* What is needed: Search the listing for the word "time" and return each line that contains it.
==================================================
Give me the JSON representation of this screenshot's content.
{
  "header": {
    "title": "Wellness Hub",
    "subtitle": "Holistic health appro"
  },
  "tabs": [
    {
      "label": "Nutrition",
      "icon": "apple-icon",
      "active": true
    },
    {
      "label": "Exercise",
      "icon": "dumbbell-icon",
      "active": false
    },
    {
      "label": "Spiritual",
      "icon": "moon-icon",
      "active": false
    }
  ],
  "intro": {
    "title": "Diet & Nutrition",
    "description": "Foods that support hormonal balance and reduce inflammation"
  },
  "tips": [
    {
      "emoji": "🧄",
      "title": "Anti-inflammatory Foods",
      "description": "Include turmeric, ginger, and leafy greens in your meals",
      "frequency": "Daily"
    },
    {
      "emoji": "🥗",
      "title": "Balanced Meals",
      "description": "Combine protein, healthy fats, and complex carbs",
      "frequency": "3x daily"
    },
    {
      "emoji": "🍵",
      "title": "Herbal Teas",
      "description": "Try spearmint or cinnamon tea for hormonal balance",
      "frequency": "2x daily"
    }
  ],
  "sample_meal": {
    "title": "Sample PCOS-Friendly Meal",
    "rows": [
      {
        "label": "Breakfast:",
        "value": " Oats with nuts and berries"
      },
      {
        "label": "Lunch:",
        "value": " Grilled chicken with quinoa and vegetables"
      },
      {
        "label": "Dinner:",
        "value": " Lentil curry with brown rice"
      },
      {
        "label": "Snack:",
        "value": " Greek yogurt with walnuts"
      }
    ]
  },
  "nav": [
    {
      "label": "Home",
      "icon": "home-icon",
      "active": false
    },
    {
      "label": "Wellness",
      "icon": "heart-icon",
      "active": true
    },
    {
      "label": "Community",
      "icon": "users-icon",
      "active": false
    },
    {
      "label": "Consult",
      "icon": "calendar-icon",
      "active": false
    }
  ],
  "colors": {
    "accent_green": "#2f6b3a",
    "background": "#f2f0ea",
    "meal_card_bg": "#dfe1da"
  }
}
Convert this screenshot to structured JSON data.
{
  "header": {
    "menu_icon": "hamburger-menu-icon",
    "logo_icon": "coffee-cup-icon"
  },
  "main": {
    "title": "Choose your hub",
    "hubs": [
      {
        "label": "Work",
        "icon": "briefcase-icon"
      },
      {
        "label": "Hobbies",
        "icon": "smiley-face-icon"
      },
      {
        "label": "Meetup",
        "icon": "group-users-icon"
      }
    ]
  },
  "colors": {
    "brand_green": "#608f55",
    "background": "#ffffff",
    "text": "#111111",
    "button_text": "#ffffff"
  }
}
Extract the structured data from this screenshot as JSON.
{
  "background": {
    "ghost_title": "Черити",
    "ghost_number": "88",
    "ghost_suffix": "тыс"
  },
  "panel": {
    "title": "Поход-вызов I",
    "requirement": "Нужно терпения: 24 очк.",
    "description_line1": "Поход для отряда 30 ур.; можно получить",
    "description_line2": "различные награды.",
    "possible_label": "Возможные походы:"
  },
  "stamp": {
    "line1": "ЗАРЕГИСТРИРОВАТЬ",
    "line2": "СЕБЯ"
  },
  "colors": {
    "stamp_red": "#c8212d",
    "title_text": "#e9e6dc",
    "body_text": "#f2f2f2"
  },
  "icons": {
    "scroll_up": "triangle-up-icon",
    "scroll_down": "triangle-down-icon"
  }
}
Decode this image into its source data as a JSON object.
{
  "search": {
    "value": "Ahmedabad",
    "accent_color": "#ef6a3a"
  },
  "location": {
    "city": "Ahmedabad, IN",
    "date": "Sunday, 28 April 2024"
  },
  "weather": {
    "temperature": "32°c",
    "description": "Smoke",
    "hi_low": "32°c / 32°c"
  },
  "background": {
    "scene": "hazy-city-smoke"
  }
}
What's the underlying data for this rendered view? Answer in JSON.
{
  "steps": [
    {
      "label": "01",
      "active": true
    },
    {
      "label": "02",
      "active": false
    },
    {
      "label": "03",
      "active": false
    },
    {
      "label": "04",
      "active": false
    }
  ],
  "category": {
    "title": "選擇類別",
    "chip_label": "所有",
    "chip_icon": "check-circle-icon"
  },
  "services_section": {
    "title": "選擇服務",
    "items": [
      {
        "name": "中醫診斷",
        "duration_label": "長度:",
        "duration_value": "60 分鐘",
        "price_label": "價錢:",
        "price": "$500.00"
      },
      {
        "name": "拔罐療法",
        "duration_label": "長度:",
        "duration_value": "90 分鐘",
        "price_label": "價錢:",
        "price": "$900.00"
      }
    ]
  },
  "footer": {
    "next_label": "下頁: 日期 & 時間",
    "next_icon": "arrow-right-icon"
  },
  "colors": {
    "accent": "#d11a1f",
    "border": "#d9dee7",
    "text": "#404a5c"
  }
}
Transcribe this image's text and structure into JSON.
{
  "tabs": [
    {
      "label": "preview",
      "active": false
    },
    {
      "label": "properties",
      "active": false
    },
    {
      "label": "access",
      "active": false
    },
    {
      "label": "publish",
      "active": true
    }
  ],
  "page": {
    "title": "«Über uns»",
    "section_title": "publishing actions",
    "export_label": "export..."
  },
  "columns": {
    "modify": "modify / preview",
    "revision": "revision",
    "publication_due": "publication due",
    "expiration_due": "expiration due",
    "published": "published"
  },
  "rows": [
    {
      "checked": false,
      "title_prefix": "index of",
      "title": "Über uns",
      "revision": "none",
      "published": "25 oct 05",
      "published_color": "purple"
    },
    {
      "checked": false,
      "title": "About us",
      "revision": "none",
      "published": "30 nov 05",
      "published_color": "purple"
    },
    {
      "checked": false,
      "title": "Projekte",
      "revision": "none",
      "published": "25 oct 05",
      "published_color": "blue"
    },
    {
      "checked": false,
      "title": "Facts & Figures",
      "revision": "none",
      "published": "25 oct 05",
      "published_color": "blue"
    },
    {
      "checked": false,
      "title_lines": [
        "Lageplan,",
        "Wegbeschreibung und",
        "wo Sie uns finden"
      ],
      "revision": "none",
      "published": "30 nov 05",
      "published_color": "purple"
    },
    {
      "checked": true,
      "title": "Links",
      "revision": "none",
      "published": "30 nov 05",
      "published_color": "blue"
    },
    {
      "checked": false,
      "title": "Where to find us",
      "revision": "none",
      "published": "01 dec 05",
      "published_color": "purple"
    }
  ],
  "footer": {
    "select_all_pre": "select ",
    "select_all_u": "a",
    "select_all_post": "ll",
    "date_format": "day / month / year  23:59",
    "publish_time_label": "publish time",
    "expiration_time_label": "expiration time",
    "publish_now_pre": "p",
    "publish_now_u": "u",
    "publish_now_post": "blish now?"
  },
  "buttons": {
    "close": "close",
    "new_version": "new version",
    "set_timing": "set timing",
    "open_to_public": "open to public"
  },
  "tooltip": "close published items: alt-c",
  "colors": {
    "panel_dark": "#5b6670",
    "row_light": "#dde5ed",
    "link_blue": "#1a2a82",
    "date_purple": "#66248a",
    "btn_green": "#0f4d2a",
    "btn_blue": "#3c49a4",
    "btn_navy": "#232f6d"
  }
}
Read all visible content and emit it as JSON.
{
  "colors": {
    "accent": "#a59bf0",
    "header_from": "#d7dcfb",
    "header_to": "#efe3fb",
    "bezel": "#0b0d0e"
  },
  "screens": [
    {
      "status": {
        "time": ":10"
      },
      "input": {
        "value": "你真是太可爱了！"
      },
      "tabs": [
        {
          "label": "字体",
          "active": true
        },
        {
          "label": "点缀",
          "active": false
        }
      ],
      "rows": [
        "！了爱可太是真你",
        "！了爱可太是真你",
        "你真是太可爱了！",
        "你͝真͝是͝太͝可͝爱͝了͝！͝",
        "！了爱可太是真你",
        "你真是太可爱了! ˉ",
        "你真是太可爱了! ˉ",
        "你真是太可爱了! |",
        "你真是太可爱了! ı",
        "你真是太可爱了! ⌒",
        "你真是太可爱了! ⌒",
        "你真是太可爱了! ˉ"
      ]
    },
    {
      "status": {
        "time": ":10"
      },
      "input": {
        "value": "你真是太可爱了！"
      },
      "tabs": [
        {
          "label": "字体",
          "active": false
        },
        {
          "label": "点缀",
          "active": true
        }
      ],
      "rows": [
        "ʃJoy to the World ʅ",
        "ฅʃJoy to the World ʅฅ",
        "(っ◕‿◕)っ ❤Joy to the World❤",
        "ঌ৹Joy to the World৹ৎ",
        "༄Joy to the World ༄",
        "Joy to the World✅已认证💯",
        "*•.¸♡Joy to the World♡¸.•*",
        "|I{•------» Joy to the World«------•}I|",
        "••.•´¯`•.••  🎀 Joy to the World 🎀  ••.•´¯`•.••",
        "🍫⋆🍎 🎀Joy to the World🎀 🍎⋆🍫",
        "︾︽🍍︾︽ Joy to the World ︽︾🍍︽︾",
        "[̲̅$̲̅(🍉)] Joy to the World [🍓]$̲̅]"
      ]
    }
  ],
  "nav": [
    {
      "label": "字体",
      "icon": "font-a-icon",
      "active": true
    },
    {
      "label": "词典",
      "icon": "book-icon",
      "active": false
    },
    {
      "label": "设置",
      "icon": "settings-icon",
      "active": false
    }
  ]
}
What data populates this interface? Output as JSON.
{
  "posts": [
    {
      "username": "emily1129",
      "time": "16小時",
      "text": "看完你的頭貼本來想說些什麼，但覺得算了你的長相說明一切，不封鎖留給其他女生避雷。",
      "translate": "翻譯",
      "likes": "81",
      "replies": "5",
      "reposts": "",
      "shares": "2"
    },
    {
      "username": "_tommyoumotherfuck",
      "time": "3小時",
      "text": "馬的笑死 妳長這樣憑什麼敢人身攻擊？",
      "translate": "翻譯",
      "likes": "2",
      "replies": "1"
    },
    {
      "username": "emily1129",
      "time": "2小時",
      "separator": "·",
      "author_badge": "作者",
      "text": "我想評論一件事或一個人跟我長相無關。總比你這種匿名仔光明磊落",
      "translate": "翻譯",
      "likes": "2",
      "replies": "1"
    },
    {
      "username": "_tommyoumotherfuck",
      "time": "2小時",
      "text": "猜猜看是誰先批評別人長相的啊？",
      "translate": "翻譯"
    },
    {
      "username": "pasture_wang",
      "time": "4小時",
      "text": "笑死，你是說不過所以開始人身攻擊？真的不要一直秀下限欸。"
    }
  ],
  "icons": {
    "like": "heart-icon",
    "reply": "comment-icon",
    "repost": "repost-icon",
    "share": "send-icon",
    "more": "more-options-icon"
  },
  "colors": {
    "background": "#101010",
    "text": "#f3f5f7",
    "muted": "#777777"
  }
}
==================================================
* Exercise result:
    "publish_time_label": "publish time",
    "expiration_time_label": "expiration time",
        "time": ":10"
        "time": ":10"
      "time": "16小時",
      "time": "3小時",
      "time": "2小時",
      "time": "2小時",
      "time": "4小時",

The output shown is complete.